In Daria, Irwin has created a distinctive, admirable character. Daria’s sense of humour is shown in a scene with the school guidance counselor where she blurts, “I can talk to dead people.” Quickly she amends it to: “I can talk to people.” Later, she scolds herself: “I can talk to dead people. Do they offer a degree in that? Oh, yes, dear, they… have a Theatre of the Insane Arts.”

When Amanda fully materializes, she asks that Daria bring to justice the person who murdered her in 1972. Using internet research and legwork to supplement her psychic powers, Daria finds evidence to convict the perpetrator. A trip to the cemetery, exploration of the creepy basement in the hold house, and a flight through the woods are just some of the events filled with tension and terror which culminate in hand to hand combat with a killer. Irwin’s tension loaded sentences make readers bite their nails.

Daria’s home life is a “teen problem novel” as compelling as the ghost and detective plots. In the guidance office, Daria tells the counselor that she wouldn’t make a good nurse, but doesn’t elaborate.

I thought about Mom and how many times I’d looked after her during one of her migraines or after drinking too much or deep in depression… And how many times had I cleaned up her vomit.

Daria’s mother is susceptible to smooth charmers, such as mayoralty candidate Richard Gilbert on TV. While Mom drools over him, Daria sees him as a “viper.” Mom’s latest boyfriend, Arlen, smells like “decay” to Daria. “His soul was dark and I felt repelled by him,” she says.
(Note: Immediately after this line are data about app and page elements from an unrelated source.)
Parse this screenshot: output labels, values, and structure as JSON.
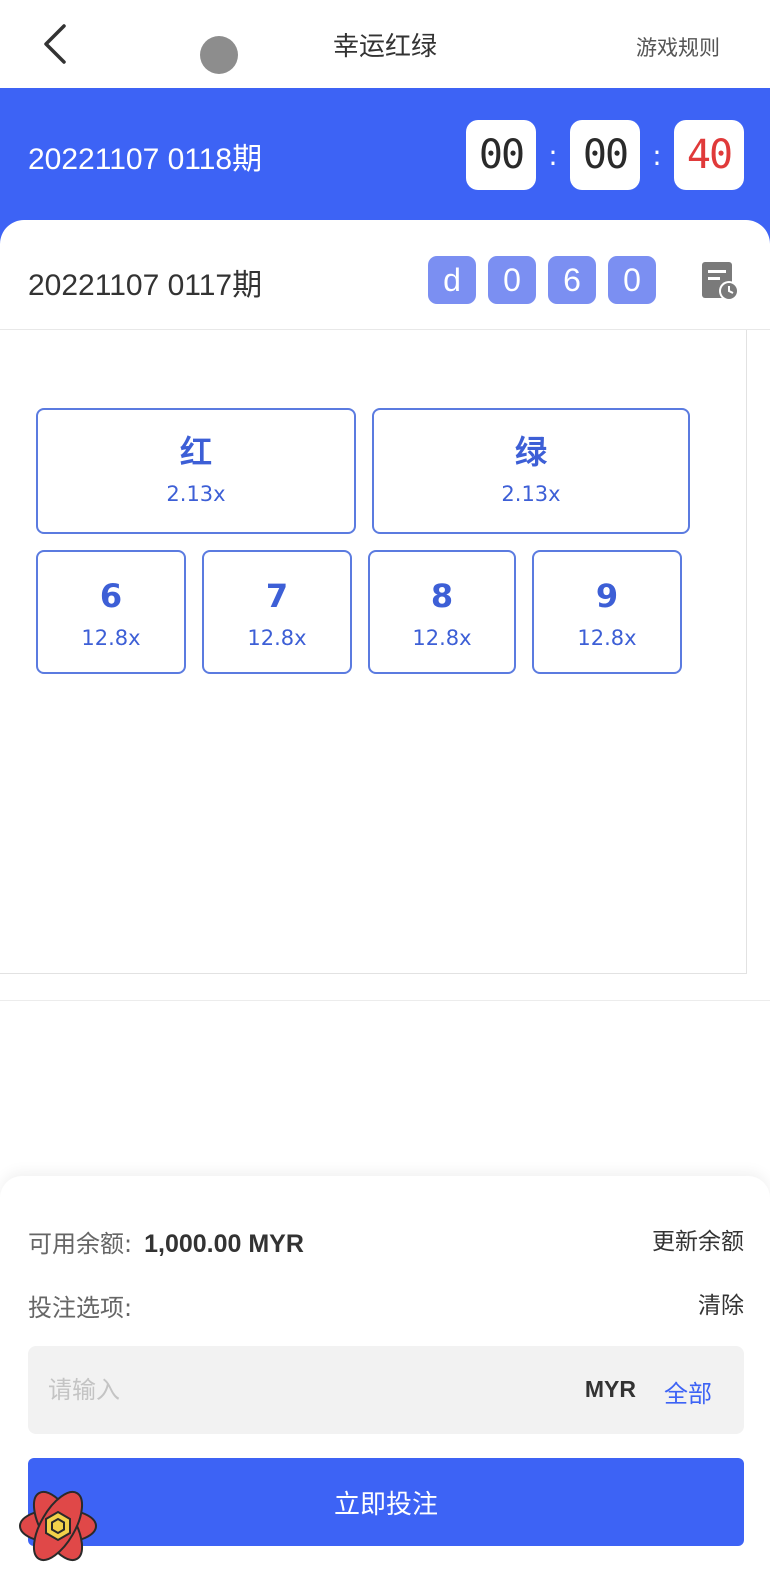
{
  "header": {
    "title": "幸运红绿",
    "rules_label": "游戏规则"
  },
  "current_period": {
    "label": "20221107 0118期",
    "countdown": [
      "00",
      "00",
      "40"
    ],
    "separator": ":"
  },
  "last_result": {
    "label": "20221107 0117期",
    "balls": [
      "d",
      "0",
      "6",
      "0"
    ]
  },
  "options": {
    "colors": [
      {
        "name": "红",
        "odds": "2.13x"
      },
      {
        "name": "绿",
        "odds": "2.13x"
      }
    ],
    "numbers": [
      {
        "name": "6",
        "odds": "12.8x"
      },
      {
        "name": "7",
        "odds": "12.8x"
      },
      {
        "name": "8",
        "odds": "12.8x"
      },
      {
        "name": "9",
        "odds": "12.8x"
      }
    ]
  },
  "bet_panel": {
    "balance_label": "可用余额:",
    "balance_value": "1,000.00 MYR",
    "refresh_label": "更新余额",
    "selection_label": "投注选项:",
    "clear_label": "清除",
    "amount_placeholder": "请输入",
    "amount_value": "",
    "currency": "MYR",
    "all_label": "全部",
    "submit_label": "立即投注"
  },
  "colors": {
    "primary": "#3d63f5",
    "option_border": "#5b7be0",
    "ball_bg": "#7b8ff2",
    "countdown_alert": "#e03a3a"
  }
}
Events prove that her impressions are accurate.

Two interesting elements in the novel are not fully developed. Daria’s encounters with Selena, the school beauty, serve the plot, but the potentially gripping story of her romance with Alex’s brother in “juvie” is mentioned but not presented. Similarly, Daria mentions her “crazy” aunt who runs an antique shop, but the aunt is not used in the novel. Perhaps these elements were cut for length reasons. Will they blossom in future novels with Daria as narrator and psychic sleuth? Let’s hope so.

Highly Recommended.

My favourite review of GHOSTLY JUSTICE




After all these years, I could finally feel something. It was as if a jolt of electricity surged through me, and my heart almost began to beat again.

At first, I didn’t know what caused it. I only knew an undeniable force drew me to my bedroom window. With each step, the tingle of fingernails tracking down my spine increased. The thought passed through me, maybe I should be afraid. But really, what was there to be afraid of? It couldn’t get worse. What’s worse than being dead?

I floated toward the window. Two girls were walking in front of the house. They looked about my age, maybe younger – fifteen, sixteen. I was drawn to the one with the dark curly hair. Her friend called her Daria. I reached out my hand, called her name. She looked up at the window. She sensed me. I knew it. I saw her shudder, but she kept walking.

I watched until they turned the corner at Colburn Street. Then the energy vanished and a profound sadness filled me. Even playing the piano held no joy that day.

I have to talk to her. But how?

I gave up trying to contact the living years ago. It became so tiresome – appearing in front of them, touching them, talking to them, yet never being noticed.

Until now.

Every day, I watch for her. Every day, I try to make contact. Every day I plead for her to look up at my window again. Two weeks have passed now. And every day, she hurries past; her gaze focused on the street ahead.

I must talk to her.

Daria is the first person I’ve been able to communicate with since the day I was murdered.

Fifteen-year-old Daria Brennan doesn’t want to hear people’s
thoughts. She doesn’t want to see ghosts—or talk to dead
people. And she definitely doesn’t want to help solve a fortyyear
old murder.

But Amanda wants revenge, and Daria is the first human
contact she’s had since the day she died. Now the killer is after
Daria and her friends. Can they solve Amanda’s murder before
becoming his next victims?